Skip to content
  • Deal to shrink roadless areas in Idaho approved by Bush admin

    An Idaho-specific plan meant to replace President Clinton’s national roadless rule in the state was agreed to Friday by the Bush administration, timber interests, and a few environmental groups. If approved by the Secretary of Agriculture after a public-comment period, the revised rule would protect just 3.3 million acres of forestlands in the state, down […]

  • Roadless rule shot down, again

    The Clinton-era “roadless rule” has been declared invalid by U.S. District Judge Clarence Brimmer. The rule, which prohibits development on 58.5 million acres of national forest, has had a long and rocky past. Brimmer first put the kibosh on it in 2003, and while an appeal was pending, the Bush administration switched it out for […]

  • Enviros not fond of new forest management rules

    The U.S. Forest Service has released new regulations for forest management that are remarkably similar to regulations that a federal judge struck down last year. Under the new rules, species’ sustainability will not be evaluated individually; instead, the focus will be on overall habitat. A coalition of green groups have sued, saying the rules loosen […]

  • California sues Forest Service over road building, drilling plans

    California sued the U.S. Forest Service this week, claiming that it violated federal environmental laws and ignored state policies prohibiting road building in roadless areas of national forests. At stake are over 500,000 acres in four national forests in the state that the Bush administration plans to open up to road building, as well as […]

  • U.S. forest official will not be jailed over fish-killing flame retardant

    The U.S. Forest Service turned in a court-ordered environmental analysis of a fish-killing flame retardant 2 1/2 years late, and only after the agency’s top official was threatened with incarceration for contempt of court. But the USFS did ultimately conduct the environmental review of ammonium phosphate — which was dropped on an Oregon fire in […]
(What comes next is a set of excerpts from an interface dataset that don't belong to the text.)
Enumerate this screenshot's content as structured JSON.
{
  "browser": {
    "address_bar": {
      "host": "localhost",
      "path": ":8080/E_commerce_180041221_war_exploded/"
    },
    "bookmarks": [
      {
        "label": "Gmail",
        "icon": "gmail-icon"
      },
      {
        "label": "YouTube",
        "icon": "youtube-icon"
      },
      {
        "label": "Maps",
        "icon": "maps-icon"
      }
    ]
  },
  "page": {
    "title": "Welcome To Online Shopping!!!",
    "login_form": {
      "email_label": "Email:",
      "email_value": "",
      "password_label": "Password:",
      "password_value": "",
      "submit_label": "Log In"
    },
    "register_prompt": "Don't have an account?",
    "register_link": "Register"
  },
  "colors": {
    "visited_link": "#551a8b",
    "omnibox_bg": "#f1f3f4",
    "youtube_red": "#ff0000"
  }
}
  • Forest Service official threatened with jail time over fish-killing fire retardant

    Mark Rey, the undersecretary of agriculture in charge of the U.S. Forest Service, has been threatened with jail time or house arrest for his agency’s attempts to continue using a flame retardant on forest fires that’s toxic to fish. In 2002, fire retardant was dropped on a blaze in central Oregon, killing about 20,000 fish. […]

  • Bush admin backs off appeal of nixed forest-management rules, to release new ones

    The Bush administration has backed off of an appeal of a March 2007 ruling that overturned controversial management rules for national forests. The struck-down rules allowed national forest managers to approve logging, mining, cell-phone towers, and other commercial projects without undergoing environmental reviews and were found to violate the Endangered Species Act. The Bush administration […]

  • If at First You Don’t Succeed, Keep It Pretty Much the Same

    U.S. Forest Service re-revises forest-management rules In March, a federal judge put the kibosh on the U.S. Forest Service’s revision of forest-management rules that had directed local managers to give economic concerns as high a priority as ecological health and removed requirements that managers ensure viable populations of native wildlife. Having not succeeded, the agency […]

  • Forest Eviction

    Judge tosses out Bush administration’s forest-management rules Heads-up to the Bush administration: You can’t always get what you want. (As always, the Rolling Stones know best.) On Friday, a federal judge tossed out the administration’s revised forest-management rules, issued in 2005, which allowed national forest managers to approve logging, mining, cell-phone towers, and other commercial […]